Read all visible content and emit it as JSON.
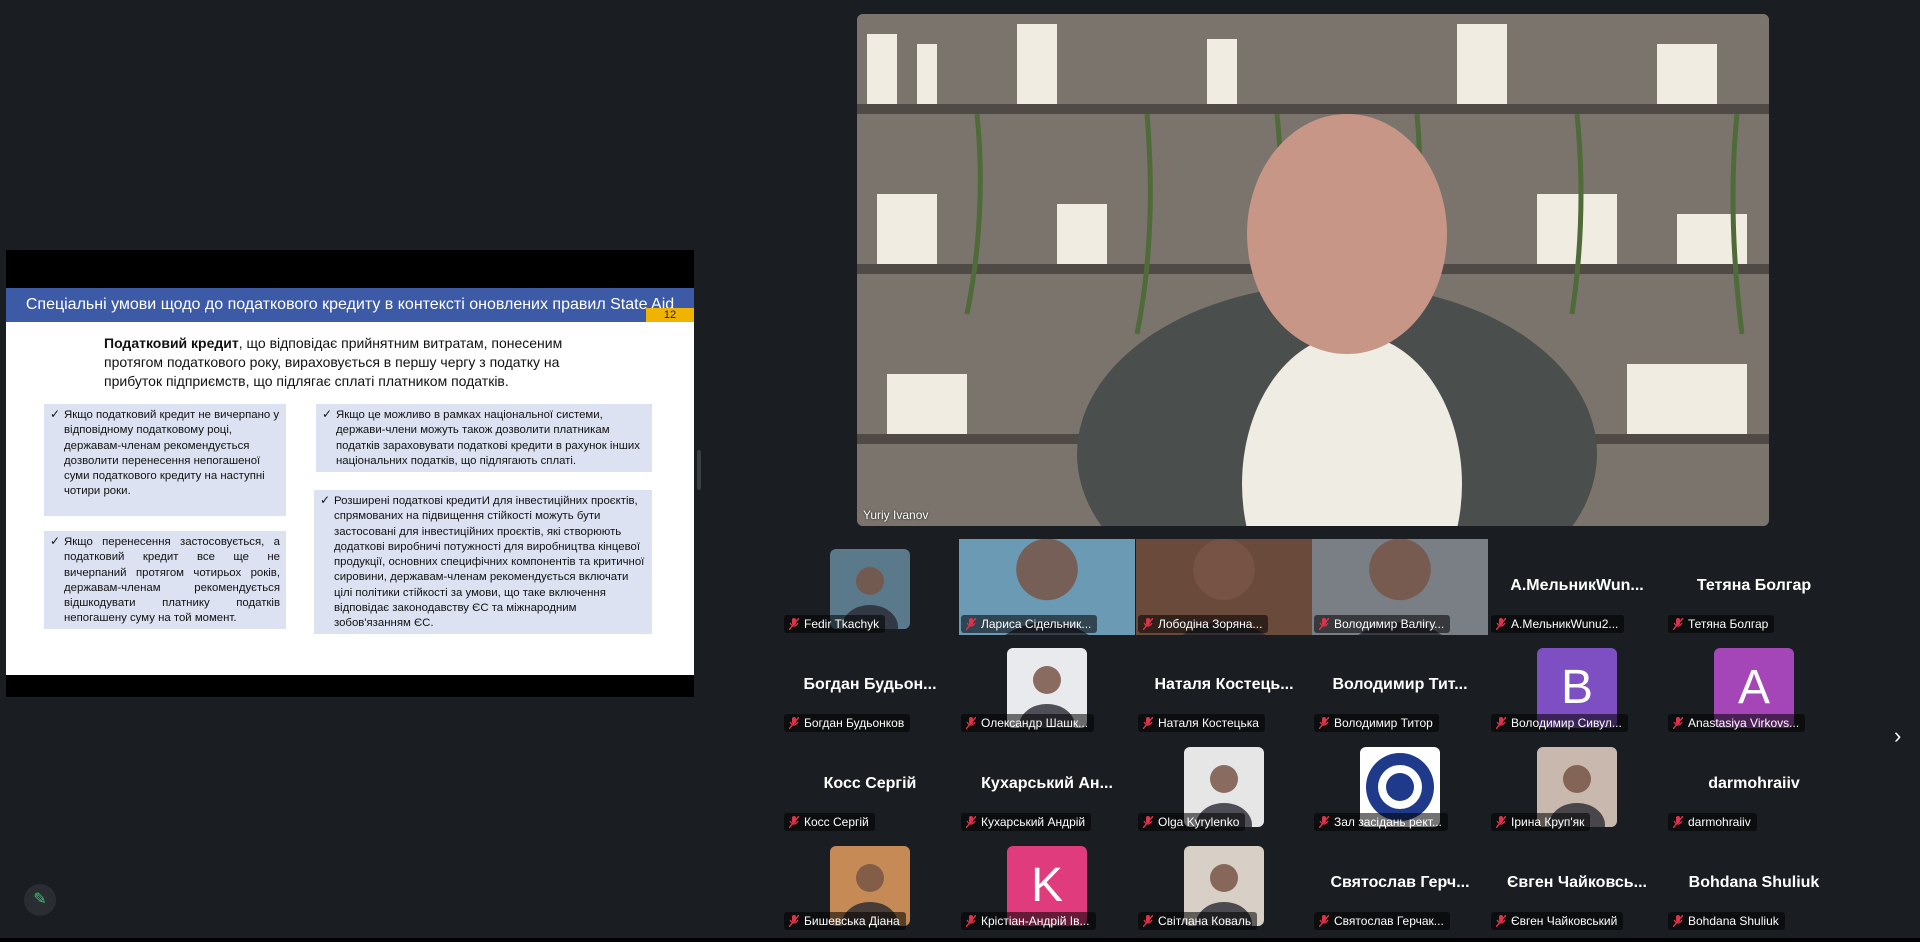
{
  "slide": {
    "title": "Спеціальні умови щодо до податкового кредиту в контексті оновлених правил State Aid",
    "page_number": "12",
    "intro_bold": "Податковий кредит",
    "intro_rest": ", що відповідає прийнятним витратам, понесеним протягом податкового року, вираховується в першу чергу з податку на прибуток підприємств, що підлягає сплаті платником податків.",
    "box1": "Якщо податковий кредит не вичерпано у відповідному податковому році, державам-членам рекомендується дозволити перенесення непогашеної суми податкового кредиту на наступні чотири роки.",
    "box2": "Якщо перенесення застосовується, а податковий кредит все ще не вичерпаний протягом чотирьох років, державам-членам рекомендується відшкодувати платнику податків непогашену суму на той момент.",
    "box3": "Якщо це можливо в рамках національної системи, держави-члени можуть також дозволити платникам податків зараховувати податкові кредити в рахунок інших національних податків, що підлягають сплаті.",
    "box4": "Розширені податкові кредитИ для інвестиційних проєктів, спрямованих на підвищення стійкості можуть бути застосовані для інвестиційних проєктів, які створюють додаткові виробничі потужності для виробництва кінцевої продукції, основних специфічних компонентів та критичної сировини, державам-членам рекомендується включати цілі політики стійкості за умови, що таке включення відповідає законодавству ЄС та міжнародним зобов'язанням ЄС.",
    "check_glyph": "✓"
  },
  "speaker": {
    "name": "Yuriy Ivanov"
  },
  "participants": [
    {
      "label": "Fedir Tkachyk",
      "center": "",
      "kind": "photo",
      "color": "#5a7a8c"
    },
    {
      "label": "Лариса Сідельник...",
      "center": "",
      "kind": "video",
      "color": "#6a9ab4"
    },
    {
      "label": "Лободіна Зоряна...",
      "center": "",
      "kind": "video",
      "color": "#6a4a3a"
    },
    {
      "label": "Володимир Валігу...",
      "center": "",
      "kind": "video",
      "color": "#7a7f86"
    },
    {
      "label": "А.МельникWunu2...",
      "center": "А.МельникWun...",
      "kind": "name"
    },
    {
      "label": "Тетяна Болгар",
      "center": "Тетяна Болгар",
      "kind": "name"
    },
    {
      "label": "Богдан Будьонков",
      "center": "Богдан Будьон...",
      "kind": "name"
    },
    {
      "label": "Олександр Шашк...",
      "center": "",
      "kind": "photo",
      "color": "#e8eaee"
    },
    {
      "label": "Наталя Костецька",
      "center": "Наталя Костець...",
      "kind": "name"
    },
    {
      "label": "Володимир Титор",
      "center": "Володимир Тит...",
      "kind": "name"
    },
    {
      "label": "Володимир Сивул...",
      "center": "",
      "kind": "letter",
      "letter": "B",
      "color": "#7e4fc2"
    },
    {
      "label": "Anastasiya Virkovs...",
      "center": "",
      "kind": "letter",
      "letter": "A",
      "color": "#a546b8"
    },
    {
      "label": "Косс Сергій",
      "center": "Косс Сергій",
      "kind": "name"
    },
    {
      "label": "Кухарський Андрій",
      "center": "Кухарський Ан...",
      "kind": "name"
    },
    {
      "label": "Olga Kyrylenko",
      "center": "",
      "kind": "photo",
      "color": "#e6e6e6"
    },
    {
      "label": "Зал засідань рект...",
      "center": "",
      "kind": "logo",
      "color": "#ffffff"
    },
    {
      "label": "Ірина Круп'як",
      "center": "",
      "kind": "photo",
      "color": "#c9b8ad"
    },
    {
      "label": "darmohraiiv",
      "center": "darmohraiiv",
      "kind": "name"
    },
    {
      "label": "Бишевська Діана",
      "center": "",
      "kind": "photo",
      "color": "#c58a55"
    },
    {
      "label": "Крістіан-Андрій Ів...",
      "center": "",
      "kind": "letter",
      "letter": "K",
      "color": "#e03c7d"
    },
    {
      "label": "Світлана Коваль",
      "center": "",
      "kind": "photo",
      "color": "#d8cfc6"
    },
    {
      "label": "Святослав Герчак...",
      "center": "Святослав Герч...",
      "kind": "name"
    },
    {
      "label": "Євген Чайковський",
      "center": "Євген Чайковсь...",
      "kind": "name"
    },
    {
      "label": "Bohdana Shuliuk",
      "center": "Bohdana Shuliuk",
      "kind": "name"
    }
  ],
  "controls": {
    "next_page_glyph": "›",
    "annotate_glyph": "✎"
  },
  "colors": {
    "background": "#1a1d21",
    "slide_header": "#3c5aa6",
    "slide_box": "#dde2f2",
    "page_badge": "#f0b400",
    "muted_mic": "#e0334a",
    "annotate_accent": "#2ecc71"
  }
}
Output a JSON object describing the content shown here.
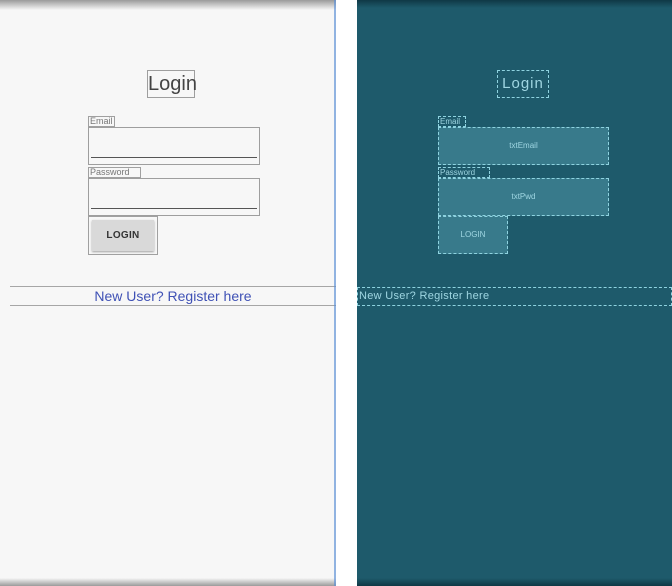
{
  "design": {
    "title": "Login",
    "email_label": "Email",
    "password_label": "Password",
    "login_button": "LOGIN",
    "register_link": "New User? Register here"
  },
  "blueprint": {
    "title": "Login",
    "email_label": "Email",
    "email_id": "txtEmail",
    "password_label": "Password",
    "password_id": "txtPwd",
    "login_button": "LOGIN",
    "register_link": "New User? Register here"
  },
  "colors": {
    "design_background": "#f7f7f7",
    "blueprint_background": "#1e5a6b",
    "link": "#3f51b5",
    "blueprint_outline": "#8fd3e0"
  }
}
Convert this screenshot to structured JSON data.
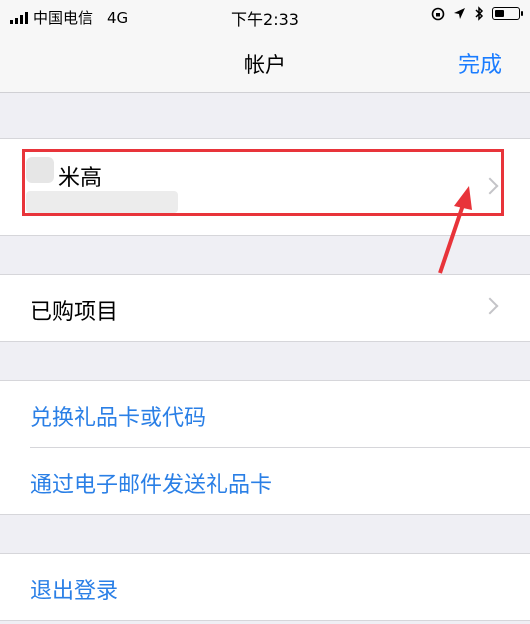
{
  "status_bar": {
    "carrier": "中国电信",
    "network": "4G",
    "time": "下午2:33"
  },
  "nav": {
    "title": "帐户",
    "done": "完成"
  },
  "account": {
    "name": "米高"
  },
  "rows": {
    "purchased": "已购项目",
    "redeem": "兑换礼品卡或代码",
    "send_gift": "通过电子邮件发送礼品卡",
    "sign_out": "退出登录"
  },
  "colors": {
    "accent": "#1a7cff",
    "annotation": "#e8343a"
  }
}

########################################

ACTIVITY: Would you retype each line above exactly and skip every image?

EXPECTED ANSWER:
Read all visible content and emit it as JSON.
{
  "slide": {
    "title": "Спеціальні умови щодо до податкового кредиту в контексті оновлених правил State Aid",
    "page_number": "12",
    "intro_bold": "Податковий кредит",
    "intro_rest": ", що відповідає прийнятним витратам, понесеним протягом податкового року, вираховується в першу чергу з податку на прибуток підприємств, що підлягає сплаті платником податків.",
    "box1": "Якщо податковий кредит не вичерпано у відповідному податковому році, державам-членам рекомендується дозволити перенесення непогашеної суми податкового кредиту на наступні чотири роки.",
    "box2": "Якщо перенесення застосовується, а податковий кредит все ще не вичерпаний протягом чотирьох років, державам-членам рекомендується відшкодувати платнику податків непогашену суму на той момент.",
    "box3": "Якщо це можливо в рамках національної системи, держави-члени можуть також дозволити платникам податків зараховувати податкові кредити в рахунок інших національних податків, що підлягають сплаті.",
    "box4": "Розширені податкові кредитИ для інвестиційних проєктів, спрямованих на підвищення стійкості можуть бути застосовані для інвестиційних проєктів, які створюють додаткові виробничі потужності для виробництва кінцевої продукції, основних специфічних компонентів та критичної сировини, державам-членам рекомендується включати цілі політики стійкості за умови, що таке включення відповідає законодавству ЄС та міжнародним зобов'язанням ЄС.",
    "check_glyph": "✓"
  },
  "speaker": {
    "name": "Yuriy Ivanov"
  },
  "participants": [
    {
      "label": "Fedir Tkachyk",
      "center": "",
      "kind": "photo",
      "color": "#5a7a8c"
    },
    {
      "label": "Лариса Сідельник...",
      "center": "",
      "kind": "video",
      "color": "#6a9ab4"
    },
    {
      "label": "Лободіна Зоряна...",
      "center": "",
      "kind": "video",
      "color": "#6a4a3a"
    },
    {
      "label": "Володимир Валігу...",
      "center": "",
      "kind": "video",
      "color": "#7a7f86"
    },
    {
      "label": "А.МельникWunu2...",
      "center": "А.МельникWun...",
      "kind": "name"
    },
    {
      "label": "Тетяна Болгар",
      "center": "Тетяна Болгар",
      "kind": "name"
    },
    {
      "label": "Богдан Будьонков",
      "center": "Богдан Будьон...",
      "kind": "name"
    },
    {
      "label": "Олександр Шашк...",
      "center": "",
      "kind": "photo",
      "color": "#e8eaee"
    },
    {
      "label": "Наталя Костецька",
      "center": "Наталя Костець...",
      "kind": "name"
    },
    {
      "label": "Володимир Титор",
      "center": "Володимир Тит...",
      "kind": "name"
    },
    {
      "label": "Володимир Сивул...",
      "center": "",
      "kind": "letter",
      "letter": "B",
      "color": "#7e4fc2"
    },
    {
      "label": "Anastasiya Virkovs...",
      "center": "",
      "kind": "letter",
      "letter": "A",
      "color": "#a546b8"
    },
    {
      "label": "Косс Сергій",
      "center": "Косс Сергій",
      "kind": "name"
    },
    {
      "label": "Кухарський Андрій",
      "center": "Кухарський Ан...",
      "kind": "name"
    },
    {
      "label": "Olga Kyrylenko",
      "center": "",
      "kind": "photo",
      "color": "#e6e6e6"
    },
    {
      "label": "Зал засідань рект...",
      "center": "",
      "kind": "logo",
      "color": "#ffffff"
    },
    {
      "label": "Ірина Круп'як",
      "center": "",
      "kind": "photo",
      "color": "#c9b8ad"
    },
    {
      "label": "darmohraiiv",
      "center": "darmohraiiv",
      "kind": "name"
    },
    {
      "label": "Бишевська Діана",
      "center": "",
      "kind": "photo",
      "color": "#c58a55"
    },
    {
      "label": "Крістіан-Андрій Ів...",
      "center": "",
      "kind": "letter",
      "letter": "K",
      "color": "#e03c7d"
    },
    {
      "label": "Світлана Коваль",
      "center": "",
      "kind": "photo",
      "color": "#d8cfc6"
    },
    {
      "label": "Святослав Герчак...",
      "center": "Святослав Герч...",
      "kind": "name"
    },
    {
      "label": "Євген Чайковський",
      "center": "Євген Чайковсь...",
      "kind": "name"
    },
    {
      "label": "Bohdana Shuliuk",
      "center": "Bohdana Shuliuk",
      "kind": "name"
    }
  ],
  "controls": {
    "next_page_glyph": "›",
    "annotate_glyph": "✎"
  },
  "colors": {
    "background": "#1a1d21",
    "slide_header": "#3c5aa6",
    "slide_box": "#dde2f2",
    "page_badge": "#f0b400",
    "muted_mic": "#e0334a",
    "annotate_accent": "#2ecc71"
  }
}
Output a JSON object describing the content shown here.
{
  "design": {
    "title": "Login",
    "email_label": "Email",
    "password_label": "Password",
    "login_button": "LOGIN",
    "register_link": "New User? Register here"
  },
  "blueprint": {
    "title": "Login",
    "email_label": "Email",
    "email_id": "txtEmail",
    "password_label": "Password",
    "password_id": "txtPwd",
    "login_button": "LOGIN",
    "register_link": "New User? Register here"
  },
  "colors": {
    "design_background": "#f7f7f7",
    "blueprint_background": "#1e5a6b",
    "link": "#3f51b5",
    "blueprint_outline": "#8fd3e0"
  }
}
Convert this screenshot to structured JSON data.
{
  "status_bar": {
    "carrier": "中国电信",
    "network": "4G",
    "time": "下午2:33"
  },
  "nav": {
    "title": "帐户",
    "done": "完成"
  },
  "account": {
    "name": "米高"
  },
  "rows": {
    "purchased": "已购项目",
    "redeem": "兑换礼品卡或代码",
    "send_gift": "通过电子邮件发送礼品卡",
    "sign_out": "退出登录"
  },
  "colors": {
    "accent": "#1a7cff",
    "annotation": "#e8343a"
  }
}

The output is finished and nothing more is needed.